— Input data —

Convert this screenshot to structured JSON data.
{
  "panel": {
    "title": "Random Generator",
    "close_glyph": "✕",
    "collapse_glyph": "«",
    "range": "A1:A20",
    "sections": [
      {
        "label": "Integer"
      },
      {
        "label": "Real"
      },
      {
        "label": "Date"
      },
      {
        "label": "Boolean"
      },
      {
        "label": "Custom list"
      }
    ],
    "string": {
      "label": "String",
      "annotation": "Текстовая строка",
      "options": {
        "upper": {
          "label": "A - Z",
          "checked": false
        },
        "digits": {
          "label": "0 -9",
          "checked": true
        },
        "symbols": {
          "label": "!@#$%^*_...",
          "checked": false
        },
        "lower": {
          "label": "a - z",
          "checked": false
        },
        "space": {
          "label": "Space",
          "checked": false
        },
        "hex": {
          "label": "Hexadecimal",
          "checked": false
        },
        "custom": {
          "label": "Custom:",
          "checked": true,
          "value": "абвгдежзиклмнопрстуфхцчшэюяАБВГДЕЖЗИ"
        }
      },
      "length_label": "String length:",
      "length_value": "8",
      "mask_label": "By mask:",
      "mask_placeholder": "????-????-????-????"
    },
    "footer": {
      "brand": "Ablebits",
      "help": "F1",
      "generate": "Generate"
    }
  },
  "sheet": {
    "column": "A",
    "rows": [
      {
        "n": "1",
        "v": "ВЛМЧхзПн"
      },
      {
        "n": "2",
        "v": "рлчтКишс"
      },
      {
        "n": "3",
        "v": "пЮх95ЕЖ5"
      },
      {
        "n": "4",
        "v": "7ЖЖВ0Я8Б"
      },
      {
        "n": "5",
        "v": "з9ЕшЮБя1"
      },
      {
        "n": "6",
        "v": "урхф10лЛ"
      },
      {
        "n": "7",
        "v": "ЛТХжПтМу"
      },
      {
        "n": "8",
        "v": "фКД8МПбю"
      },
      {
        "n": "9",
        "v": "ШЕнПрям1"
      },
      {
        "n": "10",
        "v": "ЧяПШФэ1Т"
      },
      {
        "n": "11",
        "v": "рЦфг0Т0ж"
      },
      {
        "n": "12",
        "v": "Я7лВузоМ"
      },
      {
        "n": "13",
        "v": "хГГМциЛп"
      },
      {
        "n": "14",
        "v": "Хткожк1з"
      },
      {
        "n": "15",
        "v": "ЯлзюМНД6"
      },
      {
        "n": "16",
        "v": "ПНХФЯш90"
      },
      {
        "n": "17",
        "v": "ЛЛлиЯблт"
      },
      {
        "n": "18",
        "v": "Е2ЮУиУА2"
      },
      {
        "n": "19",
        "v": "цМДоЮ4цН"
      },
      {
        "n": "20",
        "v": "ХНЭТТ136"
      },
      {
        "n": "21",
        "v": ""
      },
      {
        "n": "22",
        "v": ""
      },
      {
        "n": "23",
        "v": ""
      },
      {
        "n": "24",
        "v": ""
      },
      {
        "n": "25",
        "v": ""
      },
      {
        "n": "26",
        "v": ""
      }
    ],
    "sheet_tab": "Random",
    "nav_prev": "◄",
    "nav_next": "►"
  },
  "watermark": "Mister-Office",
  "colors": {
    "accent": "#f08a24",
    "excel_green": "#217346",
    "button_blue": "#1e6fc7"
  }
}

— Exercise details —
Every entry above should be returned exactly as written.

— Written solution —
Convert this screenshot to structured JSON data.
{
  "panel": {
    "title": "Random Generator",
    "close_glyph": "✕",
    "collapse_glyph": "«",
    "range": "A1:A20",
    "sections": [
      {
        "label": "Integer"
      },
      {
        "label": "Real"
      },
      {
        "label": "Date"
      },
      {
        "label": "Boolean"
      },
      {
        "label": "Custom list"
      }
    ],
    "string": {
      "label": "String",
      "annotation": "Текстовая строка",
      "options": {
        "upper": {
          "label": "A - Z",
          "checked": false
        },
        "digits": {
          "label": "0 -9",
          "checked": true
        },
        "symbols": {
          "label": "!@#$%^*_...",
          "checked": false
        },
        "lower": {
          "label": "a - z",
          "checked": false
        },
        "space": {
          "label": "Space",
          "checked": false
        },
        "hex": {
          "label": "Hexadecimal",
          "checked": false
        },
        "custom": {
          "label": "Custom:",
          "checked": true,
          "value": "абвгдежзиклмнопрстуфхцчшэюяАБВГДЕЖЗИ"
        }
      },
      "length_label": "String length:",
      "length_value": "8",
      "mask_label": "By mask:",
      "mask_placeholder": "????-????-????-????"
    },
    "footer": {
      "brand": "Ablebits",
      "help": "F1",
      "generate": "Generate"
    }
  },
  "sheet": {
    "column": "A",
    "rows": [
      {
        "n": "1",
        "v": "ВЛМЧхзПн"
      },
      {
        "n": "2",
        "v": "рлчтКишс"
      },
      {
        "n": "3",
        "v": "пЮх95ЕЖ5"
      },
      {
        "n": "4",
        "v": "7ЖЖВ0Я8Б"
      },
      {
        "n": "5",
        "v": "з9ЕшЮБя1"
      },
      {
        "n": "6",
        "v": "урхф10лЛ"
      },
      {
        "n": "7",
        "v": "ЛТХжПтМу"
      },
      {
        "n": "8",
        "v": "фКД8МПбю"
      },
      {
        "n": "9",
        "v": "ШЕнПрям1"
      },
      {
        "n": "10",
        "v": "ЧяПШФэ1Т"
      },
      {
        "n": "11",
        "v": "рЦфг0Т0ж"
      },
      {
        "n": "12",
        "v": "Я7лВузоМ"
      },
      {
        "n": "13",
        "v": "хГГМциЛп"
      },
      {
        "n": "14",
        "v": "Хткожк1з"
      },
      {
        "n": "15",
        "v": "ЯлзюМНД6"
      },
      {
        "n": "16",
        "v": "ПНХФЯш90"
      },
      {
        "n": "17",
        "v": "ЛЛлиЯблт"
      },
      {
        "n": "18",
        "v": "Е2ЮУиУА2"
      },
      {
        "n": "19",
        "v": "цМДоЮ4цН"
      },
      {
        "n": "20",
        "v": "ХНЭТТ136"
      },
      {
        "n": "21",
        "v": ""
      },
      {
        "n": "22",
        "v": ""
      },
      {
        "n": "23",
        "v": ""
      },
      {
        "n": "24",
        "v": ""
      },
      {
        "n": "25",
        "v": ""
      },
      {
        "n": "26",
        "v": ""
      }
    ],
    "sheet_tab": "Random",
    "nav_prev": "◄",
    "nav_next": "►"
  },
  "watermark": "Mister-Office",
  "colors": {
    "accent": "#f08a24",
    "excel_green": "#217346",
    "button_blue": "#1e6fc7"
  }
}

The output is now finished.